• _Task details_
Whether an entry is long or short, retype it exactly.

[Excerpts from an interface dataset]

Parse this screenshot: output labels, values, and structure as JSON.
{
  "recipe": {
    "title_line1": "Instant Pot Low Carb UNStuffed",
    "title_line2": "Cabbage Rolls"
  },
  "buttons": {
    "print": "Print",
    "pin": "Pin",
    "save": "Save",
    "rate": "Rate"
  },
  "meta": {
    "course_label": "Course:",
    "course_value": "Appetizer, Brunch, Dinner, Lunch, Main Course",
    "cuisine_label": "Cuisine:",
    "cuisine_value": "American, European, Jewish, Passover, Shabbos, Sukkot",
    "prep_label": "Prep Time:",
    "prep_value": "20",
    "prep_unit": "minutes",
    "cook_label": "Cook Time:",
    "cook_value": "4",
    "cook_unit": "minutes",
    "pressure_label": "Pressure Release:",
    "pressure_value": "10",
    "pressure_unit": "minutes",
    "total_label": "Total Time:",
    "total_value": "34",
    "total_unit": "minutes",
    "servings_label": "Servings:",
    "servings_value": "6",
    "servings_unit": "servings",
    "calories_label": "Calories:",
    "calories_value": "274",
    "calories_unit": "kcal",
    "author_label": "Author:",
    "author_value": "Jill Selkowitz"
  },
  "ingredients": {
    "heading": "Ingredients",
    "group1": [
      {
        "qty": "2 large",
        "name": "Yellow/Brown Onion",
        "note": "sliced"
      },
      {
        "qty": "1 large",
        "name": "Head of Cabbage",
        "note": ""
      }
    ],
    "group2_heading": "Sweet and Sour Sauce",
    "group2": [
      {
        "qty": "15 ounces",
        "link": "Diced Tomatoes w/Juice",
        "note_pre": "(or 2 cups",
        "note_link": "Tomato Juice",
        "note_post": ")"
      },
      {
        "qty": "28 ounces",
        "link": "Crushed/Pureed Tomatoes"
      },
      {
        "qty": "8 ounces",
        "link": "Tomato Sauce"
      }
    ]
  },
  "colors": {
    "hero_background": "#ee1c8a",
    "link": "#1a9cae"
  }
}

• _Answer for the task_
Parse this screenshot: output labels, values, and structure as JSON.
{
  "recipe": {
    "title_line1": "Instant Pot Low Carb UNStuffed",
    "title_line2": "Cabbage Rolls"
  },
  "buttons": {
    "print": "Print",
    "pin": "Pin",
    "save": "Save",
    "rate": "Rate"
  },
  "meta": {
    "course_label": "Course:",
    "course_value": "Appetizer, Brunch, Dinner, Lunch, Main Course",
    "cuisine_label": "Cuisine:",
    "cuisine_value": "American, European, Jewish, Passover, Shabbos, Sukkot",
    "prep_label": "Prep Time:",
    "prep_value": "20",
    "prep_unit": "minutes",
    "cook_label": "Cook Time:",
    "cook_value": "4",
    "cook_unit": "minutes",
    "pressure_label": "Pressure Release:",
    "pressure_value": "10",
    "pressure_unit": "minutes",
    "total_label": "Total Time:",
    "total_value": "34",
    "total_unit": "minutes",
    "servings_label": "Servings:",
    "servings_value": "6",
    "servings_unit": "servings",
    "calories_label": "Calories:",
    "calories_value": "274",
    "calories_unit": "kcal",
    "author_label": "Author:",
    "author_value": "Jill Selkowitz"
  },
  "ingredients": {
    "heading": "Ingredients",
    "group1": [
      {
        "qty": "2 large",
        "name": "Yellow/Brown Onion",
        "note": "sliced"
      },
      {
        "qty": "1 large",
        "name": "Head of Cabbage",
        "note": ""
      }
    ],
    "group2_heading": "Sweet and Sour Sauce",
    "group2": [
      {
        "qty": "15 ounces",
        "link": "Diced Tomatoes w/Juice",
        "note_pre": "(or 2 cups",
        "note_link": "Tomato Juice",
        "note_post": ")"
      },
      {
        "qty": "28 ounces",
        "link": "Crushed/Pureed Tomatoes"
      },
      {
        "qty": "8 ounces",
        "link": "Tomato Sauce"
      }
    ]
  },
  "colors": {
    "hero_background": "#ee1c8a",
    "link": "#1a9cae"
  }
}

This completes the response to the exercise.